Pro-Palestinian Lancaster students are calling for the uni to stop investing in Israel
The university has invested over £20,000 in companies which provide weapons used against Palestinians
Lancaster University students are protesting the “questionable investments” that the university has in Israel-linked companies.
Students supporting Palestine and condemning the Israeli government’s recent actions have been vocally protesting since the start of May. Posters in windows, rallies on town and campus and open letters have aimed to show solidarity with Palestinian students.
Pro-Palestine students from all backgrounds have renewed their calls for the university to end its financial investments in several companies whom they allege to be complicit in the ongoing Israeli apartheid against Palestine.

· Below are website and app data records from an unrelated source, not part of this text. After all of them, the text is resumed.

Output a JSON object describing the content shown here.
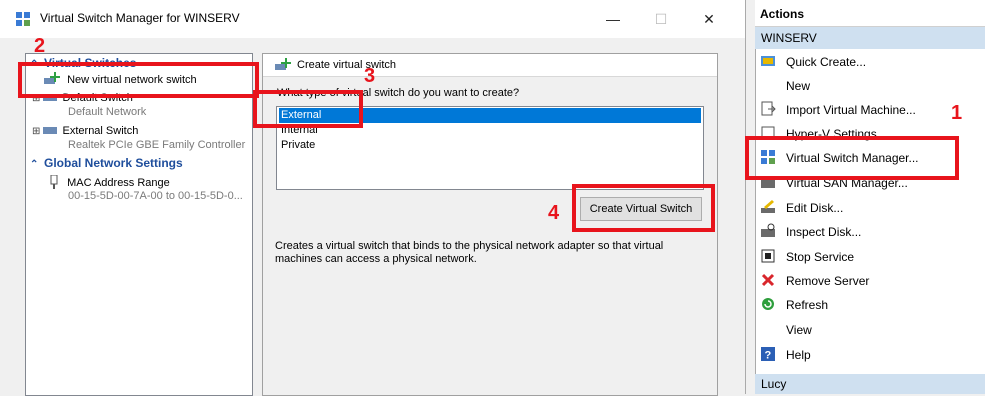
{
  "dialog": {
    "title": "Virtual Switch Manager for WINSERV",
    "controls": {
      "minimize": "—",
      "maximize": "☐",
      "close": "✕"
    }
  },
  "tree": {
    "virtual_switches_header": "Virtual Switches",
    "new_switch": "New virtual network switch",
    "default_switch": "Default Switch",
    "default_switch_sub": "Default Network",
    "external_switch": "External Switch",
    "external_switch_sub": "Realtek PCIe GBE Family Controller",
    "global_header": "Global Network Settings",
    "mac_range": "MAC Address Range",
    "mac_range_sub": "00-15-5D-00-7A-00 to 00-15-5D-0..."
  },
  "create": {
    "group_title": "Create virtual switch",
    "question": "What type of virtual switch do you want to create?",
    "options": [
      "External",
      "Internal",
      "Private"
    ],
    "selected": "External",
    "button": "Create Virtual Switch",
    "description_line1": "Creates a virtual switch that binds to the physical network adapter so that virtual",
    "description_line2": "machines can access a physical network."
  },
  "actions": {
    "header": "Actions",
    "server": "WINSERV",
    "items": [
      {
        "label": "Quick Create...",
        "icon": "quick-create-icon"
      },
      {
        "label": "New",
        "icon": "none"
      },
      {
        "label": "Import Virtual Machine...",
        "icon": "import-icon"
      },
      {
        "label": "Hyper-V Settings...",
        "icon": "settings-icon"
      },
      {
        "label": "Virtual Switch Manager...",
        "icon": "switch-manager-icon"
      },
      {
        "label": "Virtual SAN Manager...",
        "icon": "san-icon"
      },
      {
        "label": "Edit Disk...",
        "icon": "edit-disk-icon"
      },
      {
        "label": "Inspect Disk...",
        "icon": "inspect-disk-icon"
      },
      {
        "label": "Stop Service",
        "icon": "stop-icon"
      },
      {
        "label": "Remove Server",
        "icon": "remove-icon"
      },
      {
        "label": "Refresh",
        "icon": "refresh-icon"
      },
      {
        "label": "View",
        "icon": "none"
      },
      {
        "label": "Help",
        "icon": "help-icon"
      }
    ],
    "footer": "Lucy"
  },
  "annotations": {
    "n1": "1",
    "n2": "2",
    "n3": "3",
    "n4": "4"
  },
  "colors": {
    "annotation": "#e8141c",
    "selection": "#0078d7",
    "header_link": "#1f4e9c"
  }
}
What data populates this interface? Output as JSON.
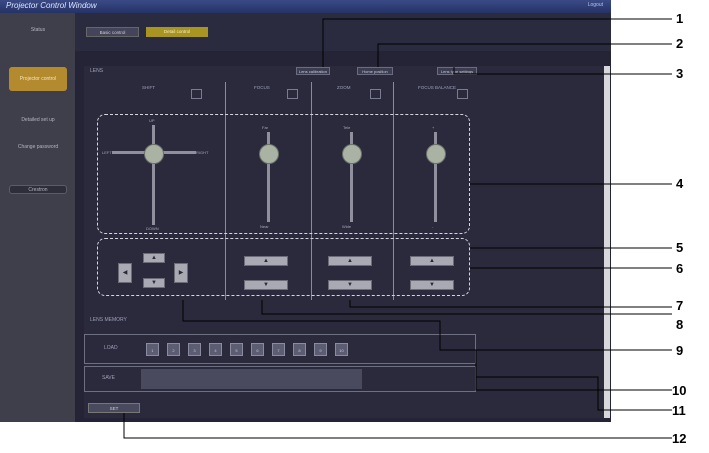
{
  "window": {
    "title": "Projector Control Window",
    "top_right": "Logout"
  },
  "sidebar": {
    "items": [
      {
        "label": "Status",
        "active": false
      },
      {
        "label": "Projector control",
        "active": true
      },
      {
        "label": "Detailed set up",
        "active": false
      },
      {
        "label": "Change password",
        "active": false
      },
      {
        "label": "Crestron",
        "active": false
      }
    ]
  },
  "tabs": [
    {
      "label": "Basic control"
    },
    {
      "label": "Detail control"
    }
  ],
  "lens": {
    "title": "LENS",
    "buttons": [
      "Lens calibration",
      "Home position",
      "Lens type settings"
    ],
    "columns": [
      {
        "label": "SHIFT",
        "top": "UP",
        "bottom": "DOWN",
        "left": "LEFT",
        "right": "RIGHT"
      },
      {
        "label": "FOCUS",
        "top": "Far",
        "bottom": "Near"
      },
      {
        "label": "ZOOM",
        "top": "Tele",
        "bottom": "Wide"
      },
      {
        "label": "FOCUS BALANCE",
        "top": "+",
        "bottom": "-"
      }
    ]
  },
  "lens_memory": {
    "title": "LENS MEMORY",
    "row1_label": "LOAD",
    "row2_label": "SAVE",
    "slots": [
      "1",
      "2",
      "3",
      "4",
      "5",
      "6",
      "7",
      "8",
      "9",
      "10"
    ],
    "set_button": "SET"
  },
  "callouts": [
    "1",
    "2",
    "3",
    "4",
    "5",
    "6",
    "7",
    "8",
    "9",
    "10",
    "11",
    "12"
  ]
}
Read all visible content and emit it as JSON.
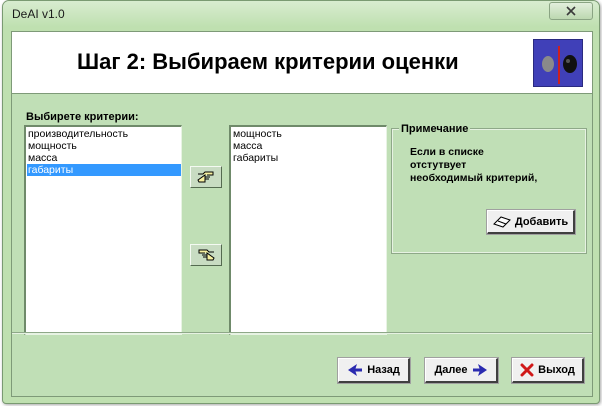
{
  "window": {
    "title": "DeAI v1.0",
    "close_glyph": "✕"
  },
  "header": {
    "title": "Шаг 2: Выбираем критерии оценки",
    "logo_icon": "scales-logo-icon"
  },
  "criteria": {
    "label": "Выбирете критерии:",
    "available": [
      {
        "label": "производительность",
        "selected": false
      },
      {
        "label": "мощность",
        "selected": false
      },
      {
        "label": "масса",
        "selected": false
      },
      {
        "label": "габариты",
        "selected": true
      }
    ],
    "chosen": [
      {
        "label": "мощность"
      },
      {
        "label": "масса"
      },
      {
        "label": "габариты"
      }
    ]
  },
  "transfer": {
    "add_icon": "hand-pointing-right-icon",
    "remove_icon": "hand-pointing-left-icon"
  },
  "note": {
    "title": "Примечание",
    "lines": [
      "Если в списке",
      "отстутвует",
      "необходимый критерий,"
    ],
    "add_button_label": "Добавить",
    "add_button_icon": "eraser-icon"
  },
  "footer": {
    "back_label": "Назад",
    "next_label": "Далее",
    "exit_label": "Выход"
  },
  "colors": {
    "window_bg": "#c0dfb6",
    "selection": "#3399ff",
    "logo_bg": "#4040b8",
    "arrow_blue": "#2a2ab0",
    "exit_red": "#d01818"
  }
}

These calls come amidst the ongoing surge in support for Palestinian justice.
An open letter and email template have recently been uploaded to a ‘Friends of Palestine’ linktree, allowing students to send the university and Student Union management their opinion on the controversial arrangements.
Following the “Fight for Palestine” rally that occurred on May 22nd in Dalton Square, much attention was placed onto Lancaster University’s financial agreements with companies that have very direct links to the Israel-Palestine crisis, as they sell their resources and armaments to the Israeli military to be used against Palestinians.
The Lancaster Friends of Palestine society are proposing the university adopt a policy of boycotts (the intentional avoidance of specific products), divestment (the re-appropriation of funding to other sources) and sanctions (financial constraints), otherwise known as ‘BDS’.
Similar BDS proposals have been advocated for years by progressives, also aimed toward the humanitarian crisis created by Saudi Arabian war against Yemen.
Friends of Palestine state that the BDS movement “works to end international support for Israel’s oppression of Palestinians and pressure Israel to comply with international law.”
A Freedom of Information act disclosed that the university has over £58,000 worth of investment in companies that are, in the words of the society, “complicit in funding Israeli apartheid.”
These investments are:
- £12,868 to BAE Systems, who provide military equipment to the Israeli military.
- £1,240 to Caterpillar, who supply demolition vehicles that are used to destroy Palestinian properties and infrastructure.
- £6,614 to HSBC, who invest upwards of £800 million into companies that arm Israel.
- £5,704 to G4S, who help to run Israeli prisons which hold Palestinians in inhumane conditions without trial.
One of the protestors, Jude Rowley, explained his stance: “We’re not necessarily saying to the university don’t invest in the industry. Instead, we’re just saying pick and choose who you invest in. For example, there are plenty of green technology firms – even in the Lancaster region – who are building and generating renewable energy.
“So why not invest in companies like that, that are making a positive difference, rather than companies that are selling weapons to make a profit? The divestment campaign isn’t aiming to say to the university: ‘stop investing, stop spending your money in all the portfolios you are invested in.’ We’re just calling on them to do that responsibly, rather than in a way that is having such a negative impact on the lives of many people.”
A spokesperson for Lancaster University said: “We appreciate this is an area of interest and concern. To ensure that the university remains consistent with its values and strategy, the University Finance and General Purpose Committee has reviewed its current investments and is moving over the next two months to invest in funds that offer ethical investments aligned to our new strategy.
“It is likely to be complete by July 2021. We continue to make progress with our policy to invest in companies actively looking for solutions to environmental challenges associated with growing populations, climate change and resources scarcity through innovation, technology and the intelligent use of natural resources.”